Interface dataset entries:
__________________________________________________

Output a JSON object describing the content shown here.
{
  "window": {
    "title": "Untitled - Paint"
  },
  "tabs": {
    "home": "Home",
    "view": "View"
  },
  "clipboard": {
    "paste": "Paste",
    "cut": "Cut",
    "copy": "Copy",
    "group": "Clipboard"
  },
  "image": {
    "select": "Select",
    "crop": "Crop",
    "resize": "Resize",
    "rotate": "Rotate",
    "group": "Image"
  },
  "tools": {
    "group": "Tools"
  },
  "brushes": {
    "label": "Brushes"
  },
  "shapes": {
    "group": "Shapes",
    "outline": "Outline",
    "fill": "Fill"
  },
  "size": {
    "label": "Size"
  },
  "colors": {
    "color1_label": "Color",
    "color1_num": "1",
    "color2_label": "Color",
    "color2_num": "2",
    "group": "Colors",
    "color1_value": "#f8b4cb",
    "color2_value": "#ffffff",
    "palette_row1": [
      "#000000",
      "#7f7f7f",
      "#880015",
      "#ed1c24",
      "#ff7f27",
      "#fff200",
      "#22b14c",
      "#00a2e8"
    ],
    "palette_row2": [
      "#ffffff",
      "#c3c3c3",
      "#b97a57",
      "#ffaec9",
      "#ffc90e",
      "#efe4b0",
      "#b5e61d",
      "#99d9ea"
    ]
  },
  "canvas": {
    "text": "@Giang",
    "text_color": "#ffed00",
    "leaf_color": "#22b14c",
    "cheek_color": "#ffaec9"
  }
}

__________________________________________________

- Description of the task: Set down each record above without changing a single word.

- Response to the task:
Output a JSON object describing the content shown here.
{
  "window": {
    "title": "Untitled - Paint"
  },
  "tabs": {
    "home": "Home",
    "view": "View"
  },
  "clipboard": {
    "paste": "Paste",
    "cut": "Cut",
    "copy": "Copy",
    "group": "Clipboard"
  },
  "image": {
    "select": "Select",
    "crop": "Crop",
    "resize": "Resize",
    "rotate": "Rotate",
    "group": "Image"
  },
  "tools": {
    "group": "Tools"
  },
  "brushes": {
    "label": "Brushes"
  },
  "shapes": {
    "group": "Shapes",
    "outline": "Outline",
    "fill": "Fill"
  },
  "size": {
    "label": "Size"
  },
  "colors": {
    "color1_label": "Color",
    "color1_num": "1",
    "color2_label": "Color",
    "color2_num": "2",
    "group": "Colors",
    "color1_value": "#f8b4cb",
    "color2_value": "#ffffff",
    "palette_row1": [
      "#000000",
      "#7f7f7f",
      "#880015",
      "#ed1c24",
      "#ff7f27",
      "#fff200",
      "#22b14c",
      "#00a2e8"
    ],
    "palette_row2": [
      "#ffffff",
      "#c3c3c3",
      "#b97a57",
      "#ffaec9",
      "#ffc90e",
      "#efe4b0",
      "#b5e61d",
      "#99d9ea"
    ]
  },
  "canvas": {
    "text": "@Giang",
    "text_color": "#ffed00",
    "leaf_color": "#22b14c",
    "cheek_color": "#ffaec9"
  }
}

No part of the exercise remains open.